(DATASET begins)

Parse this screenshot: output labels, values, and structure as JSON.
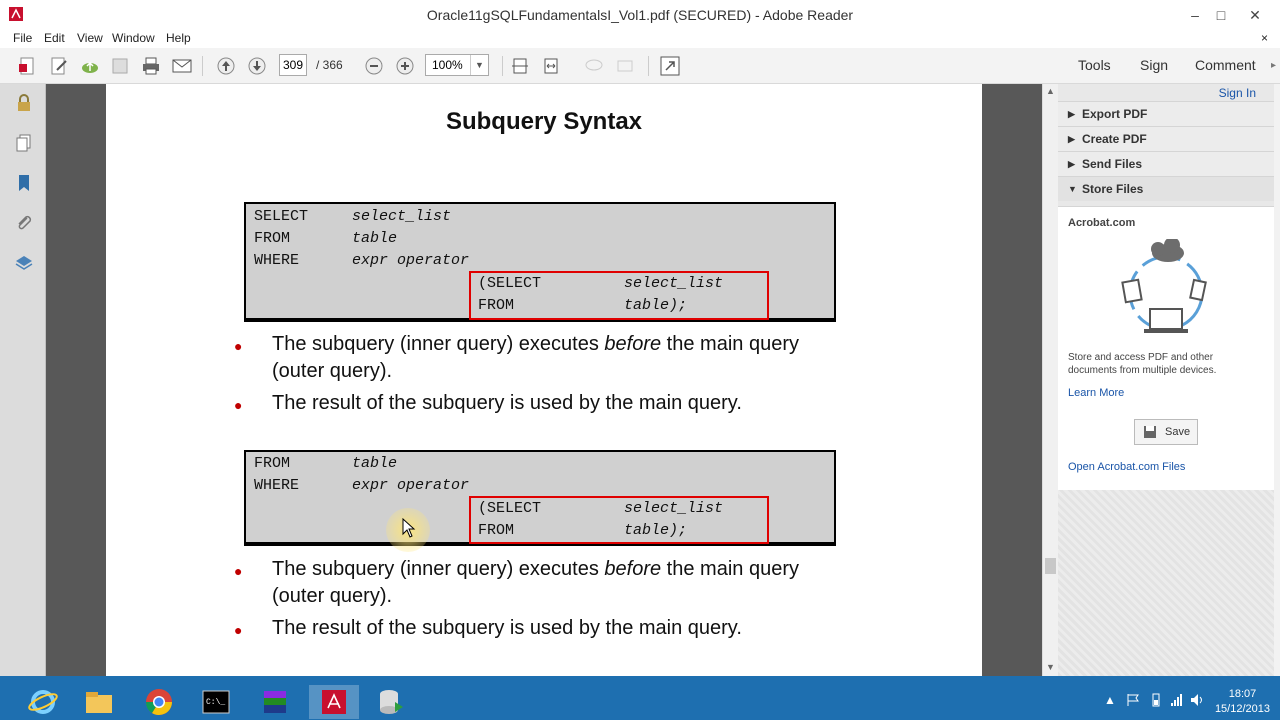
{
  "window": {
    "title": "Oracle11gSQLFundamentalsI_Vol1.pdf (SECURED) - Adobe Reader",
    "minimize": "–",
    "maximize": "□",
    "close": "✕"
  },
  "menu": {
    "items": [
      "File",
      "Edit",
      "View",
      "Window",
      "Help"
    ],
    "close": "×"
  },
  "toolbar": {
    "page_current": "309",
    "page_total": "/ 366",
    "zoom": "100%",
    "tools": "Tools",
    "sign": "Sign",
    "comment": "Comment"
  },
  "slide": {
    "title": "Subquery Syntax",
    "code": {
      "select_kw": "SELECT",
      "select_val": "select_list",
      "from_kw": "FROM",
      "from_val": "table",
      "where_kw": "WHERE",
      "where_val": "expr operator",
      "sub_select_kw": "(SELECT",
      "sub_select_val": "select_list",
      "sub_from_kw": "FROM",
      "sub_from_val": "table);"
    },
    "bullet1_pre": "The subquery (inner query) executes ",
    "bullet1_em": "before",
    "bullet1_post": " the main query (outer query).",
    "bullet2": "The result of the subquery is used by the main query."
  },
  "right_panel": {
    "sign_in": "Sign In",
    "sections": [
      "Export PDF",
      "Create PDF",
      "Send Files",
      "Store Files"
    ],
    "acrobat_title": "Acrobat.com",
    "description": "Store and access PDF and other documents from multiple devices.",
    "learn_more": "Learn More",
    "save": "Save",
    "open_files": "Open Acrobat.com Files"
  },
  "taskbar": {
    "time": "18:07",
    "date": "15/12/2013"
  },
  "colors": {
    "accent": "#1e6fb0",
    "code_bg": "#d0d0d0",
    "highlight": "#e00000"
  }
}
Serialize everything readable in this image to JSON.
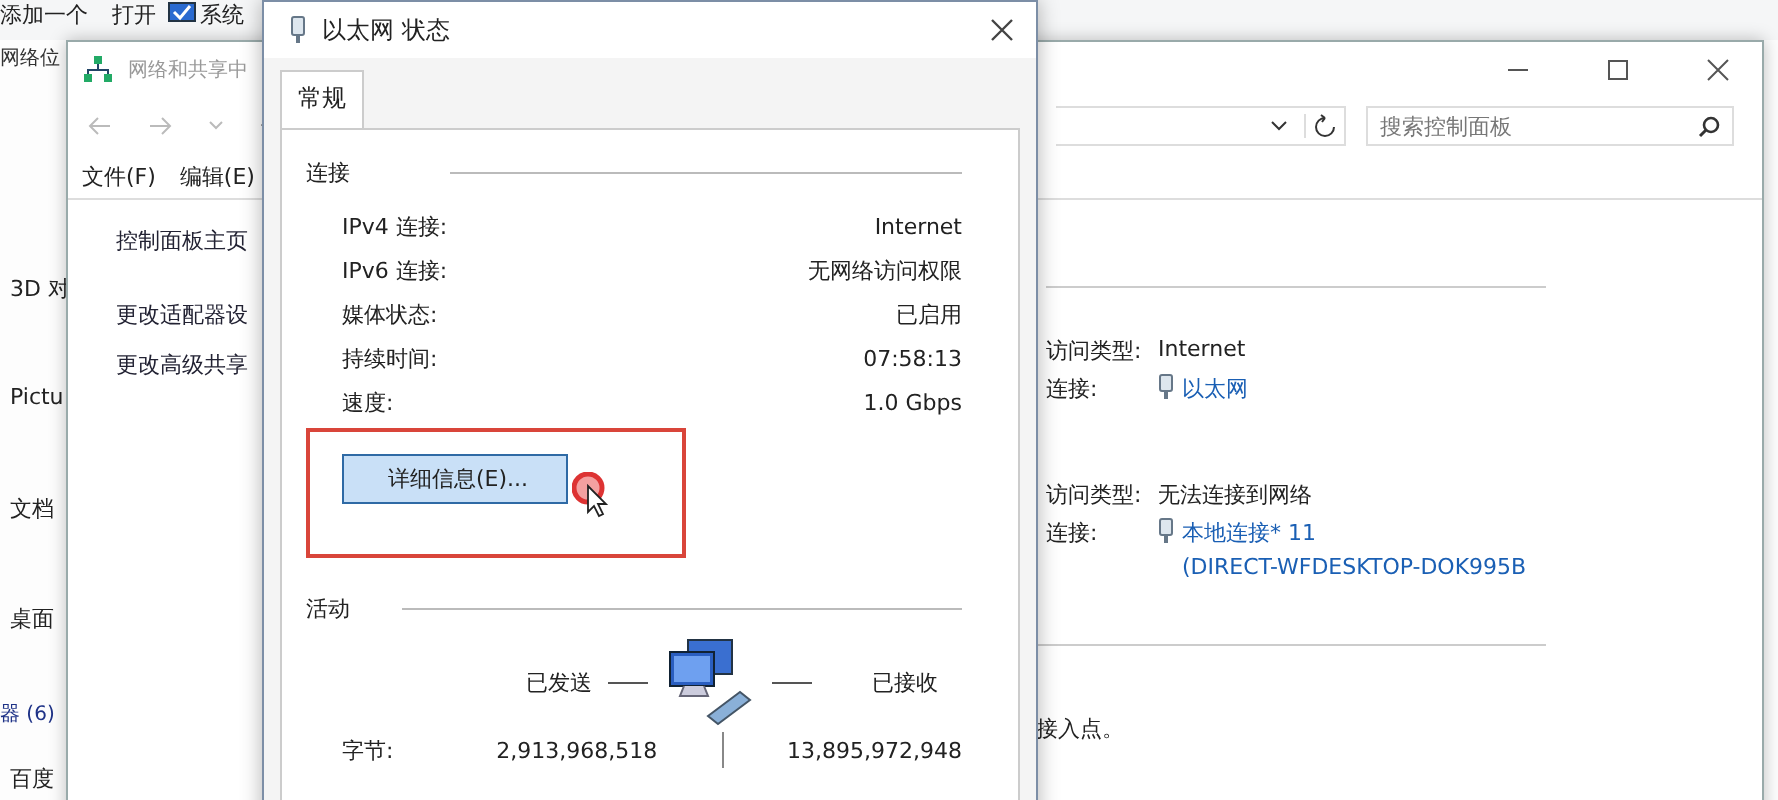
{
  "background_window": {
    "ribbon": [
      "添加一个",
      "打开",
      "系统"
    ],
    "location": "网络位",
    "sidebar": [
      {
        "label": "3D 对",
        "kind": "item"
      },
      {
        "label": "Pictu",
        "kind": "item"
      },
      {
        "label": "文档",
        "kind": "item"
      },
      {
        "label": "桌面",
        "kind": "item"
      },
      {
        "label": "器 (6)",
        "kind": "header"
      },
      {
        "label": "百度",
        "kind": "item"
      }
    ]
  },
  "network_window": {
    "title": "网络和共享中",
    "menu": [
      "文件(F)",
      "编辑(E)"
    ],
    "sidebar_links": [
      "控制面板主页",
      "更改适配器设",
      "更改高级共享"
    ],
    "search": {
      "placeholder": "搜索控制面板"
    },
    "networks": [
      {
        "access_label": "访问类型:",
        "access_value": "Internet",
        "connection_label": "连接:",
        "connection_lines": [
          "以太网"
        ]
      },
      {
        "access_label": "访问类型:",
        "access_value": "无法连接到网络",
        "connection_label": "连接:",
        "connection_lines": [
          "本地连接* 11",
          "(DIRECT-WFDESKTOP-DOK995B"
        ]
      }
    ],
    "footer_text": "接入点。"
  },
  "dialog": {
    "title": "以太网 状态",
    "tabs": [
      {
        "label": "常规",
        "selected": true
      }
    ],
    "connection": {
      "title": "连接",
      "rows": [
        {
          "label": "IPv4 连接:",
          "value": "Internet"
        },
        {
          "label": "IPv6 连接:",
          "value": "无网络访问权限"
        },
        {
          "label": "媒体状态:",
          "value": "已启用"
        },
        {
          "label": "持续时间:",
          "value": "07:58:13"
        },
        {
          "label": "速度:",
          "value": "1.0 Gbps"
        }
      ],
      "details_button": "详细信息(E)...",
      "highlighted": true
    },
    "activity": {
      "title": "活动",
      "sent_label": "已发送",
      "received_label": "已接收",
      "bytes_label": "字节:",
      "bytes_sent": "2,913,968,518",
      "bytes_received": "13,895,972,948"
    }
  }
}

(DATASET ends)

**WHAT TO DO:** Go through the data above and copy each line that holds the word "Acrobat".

**ANSWER TO THE PROBLEM:**
    "acrobat_title": "Acrobat.com",
    "open_files": "Open Acrobat.com Files"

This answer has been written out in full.